*** Opening of DATA LISTING ***

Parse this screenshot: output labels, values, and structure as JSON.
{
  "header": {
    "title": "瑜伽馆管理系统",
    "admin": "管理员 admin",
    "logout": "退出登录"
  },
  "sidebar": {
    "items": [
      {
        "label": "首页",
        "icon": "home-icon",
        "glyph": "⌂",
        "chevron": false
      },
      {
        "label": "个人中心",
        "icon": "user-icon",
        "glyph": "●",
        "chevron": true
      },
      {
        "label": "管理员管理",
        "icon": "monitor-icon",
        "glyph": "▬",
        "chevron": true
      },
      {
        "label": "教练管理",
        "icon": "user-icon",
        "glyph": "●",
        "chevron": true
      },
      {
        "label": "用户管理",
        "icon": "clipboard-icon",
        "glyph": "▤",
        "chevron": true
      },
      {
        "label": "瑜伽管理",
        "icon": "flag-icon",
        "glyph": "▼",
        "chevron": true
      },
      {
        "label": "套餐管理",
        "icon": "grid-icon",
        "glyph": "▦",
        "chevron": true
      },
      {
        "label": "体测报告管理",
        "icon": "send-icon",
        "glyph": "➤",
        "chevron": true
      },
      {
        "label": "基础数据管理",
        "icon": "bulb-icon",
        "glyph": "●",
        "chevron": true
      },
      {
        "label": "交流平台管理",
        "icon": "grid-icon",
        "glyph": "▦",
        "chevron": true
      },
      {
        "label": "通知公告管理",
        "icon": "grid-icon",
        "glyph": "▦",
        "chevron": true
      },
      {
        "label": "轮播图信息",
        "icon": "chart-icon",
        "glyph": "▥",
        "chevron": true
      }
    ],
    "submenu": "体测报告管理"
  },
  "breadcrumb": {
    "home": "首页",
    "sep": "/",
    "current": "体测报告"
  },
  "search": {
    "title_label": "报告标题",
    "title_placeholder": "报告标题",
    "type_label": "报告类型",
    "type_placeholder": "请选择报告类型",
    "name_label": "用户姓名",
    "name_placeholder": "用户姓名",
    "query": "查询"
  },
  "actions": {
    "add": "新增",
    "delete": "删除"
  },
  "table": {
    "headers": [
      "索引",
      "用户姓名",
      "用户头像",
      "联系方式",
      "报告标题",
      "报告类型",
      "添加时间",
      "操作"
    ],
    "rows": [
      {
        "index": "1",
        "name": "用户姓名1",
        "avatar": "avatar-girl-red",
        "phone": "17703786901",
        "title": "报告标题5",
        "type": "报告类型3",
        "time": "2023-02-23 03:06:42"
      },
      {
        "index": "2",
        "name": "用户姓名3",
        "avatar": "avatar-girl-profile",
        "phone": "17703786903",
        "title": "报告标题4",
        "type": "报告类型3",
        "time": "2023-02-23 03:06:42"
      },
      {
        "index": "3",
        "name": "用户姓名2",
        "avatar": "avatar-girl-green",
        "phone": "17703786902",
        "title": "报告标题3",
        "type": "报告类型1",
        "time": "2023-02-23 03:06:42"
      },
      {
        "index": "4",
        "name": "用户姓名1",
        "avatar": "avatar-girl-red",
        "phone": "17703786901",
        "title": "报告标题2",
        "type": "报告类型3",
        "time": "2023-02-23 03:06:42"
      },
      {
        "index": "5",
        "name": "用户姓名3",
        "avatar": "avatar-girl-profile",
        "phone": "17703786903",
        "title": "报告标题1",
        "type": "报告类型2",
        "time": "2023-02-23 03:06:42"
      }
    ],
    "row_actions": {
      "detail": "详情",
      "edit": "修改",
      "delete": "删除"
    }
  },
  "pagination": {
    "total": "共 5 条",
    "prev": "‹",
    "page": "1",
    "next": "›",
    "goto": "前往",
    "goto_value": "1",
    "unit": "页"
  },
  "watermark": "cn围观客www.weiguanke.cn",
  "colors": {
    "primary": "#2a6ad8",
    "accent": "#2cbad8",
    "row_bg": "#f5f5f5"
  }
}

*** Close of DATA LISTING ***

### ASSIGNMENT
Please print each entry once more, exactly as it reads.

### RESPONSE TO THIS TASK
Parse this screenshot: output labels, values, and structure as JSON.
{
  "header": {
    "title": "瑜伽馆管理系统",
    "admin": "管理员 admin",
    "logout": "退出登录"
  },
  "sidebar": {
    "items": [
      {
        "label": "首页",
        "icon": "home-icon",
        "glyph": "⌂",
        "chevron": false
      },
      {
        "label": "个人中心",
        "icon": "user-icon",
        "glyph": "●",
        "chevron": true
      },
      {
        "label": "管理员管理",
        "icon": "monitor-icon",
        "glyph": "▬",
        "chevron": true
      },
      {
        "label": "教练管理",
        "icon": "user-icon",
        "glyph": "●",
        "chevron": true
      },
      {
        "label": "用户管理",
        "icon": "clipboard-icon",
        "glyph": "▤",
        "chevron": true
      },
      {
        "label": "瑜伽管理",
        "icon": "flag-icon",
        "glyph": "▼",
        "chevron": true
      },
      {
        "label": "套餐管理",
        "icon": "grid-icon",
        "glyph": "▦",
        "chevron": true
      },
      {
        "label": "体测报告管理",
        "icon": "send-icon",
        "glyph": "➤",
        "chevron": true
      },
      {
        "label": "基础数据管理",
        "icon": "bulb-icon",
        "glyph": "●",
        "chevron": true
      },
      {
        "label": "交流平台管理",
        "icon": "grid-icon",
        "glyph": "▦",
        "chevron": true
      },
      {
        "label": "通知公告管理",
        "icon": "grid-icon",
        "glyph": "▦",
        "chevron": true
      },
      {
        "label": "轮播图信息",
        "icon": "chart-icon",
        "glyph": "▥",
        "chevron": true
      }
    ],
    "submenu": "体测报告管理"
  },
  "breadcrumb": {
    "home": "首页",
    "sep": "/",
    "current": "体测报告"
  },
  "search": {
    "title_label": "报告标题",
    "title_placeholder": "报告标题",
    "type_label": "报告类型",
    "type_placeholder": "请选择报告类型",
    "name_label": "用户姓名",
    "name_placeholder": "用户姓名",
    "query": "查询"
  },
  "actions": {
    "add": "新增",
    "delete": "删除"
  },
  "table": {
    "headers": [
      "索引",
      "用户姓名",
      "用户头像",
      "联系方式",
      "报告标题",
      "报告类型",
      "添加时间",
      "操作"
    ],
    "rows": [
      {
        "index": "1",
        "name": "用户姓名1",
        "avatar": "avatar-girl-red",
        "phone": "17703786901",
        "title": "报告标题5",
        "type": "报告类型3",
        "time": "2023-02-23 03:06:42"
      },
      {
        "index": "2",
        "name": "用户姓名3",
        "avatar": "avatar-girl-profile",
        "phone": "17703786903",
        "title": "报告标题4",
        "type": "报告类型3",
        "time": "2023-02-23 03:06:42"
      },
      {
        "index": "3",
        "name": "用户姓名2",
        "avatar": "avatar-girl-green",
        "phone": "17703786902",
        "title": "报告标题3",
        "type": "报告类型1",
        "time": "2023-02-23 03:06:42"
      },
      {
        "index": "4",
        "name": "用户姓名1",
        "avatar": "avatar-girl-red",
        "phone": "17703786901",
        "title": "报告标题2",
        "type": "报告类型3",
        "time": "2023-02-23 03:06:42"
      },
      {
        "index": "5",
        "name": "用户姓名3",
        "avatar": "avatar-girl-profile",
        "phone": "17703786903",
        "title": "报告标题1",
        "type": "报告类型2",
        "time": "2023-02-23 03:06:42"
      }
    ],
    "row_actions": {
      "detail": "详情",
      "edit": "修改",
      "delete": "删除"
    }
  },
  "pagination": {
    "total": "共 5 条",
    "prev": "‹",
    "page": "1",
    "next": "›",
    "goto": "前往",
    "goto_value": "1",
    "unit": "页"
  },
  "watermark": "cn围观客www.weiguanke.cn",
  "colors": {
    "primary": "#2a6ad8",
    "accent": "#2cbad8",
    "row_bg": "#f5f5f5"
  }
}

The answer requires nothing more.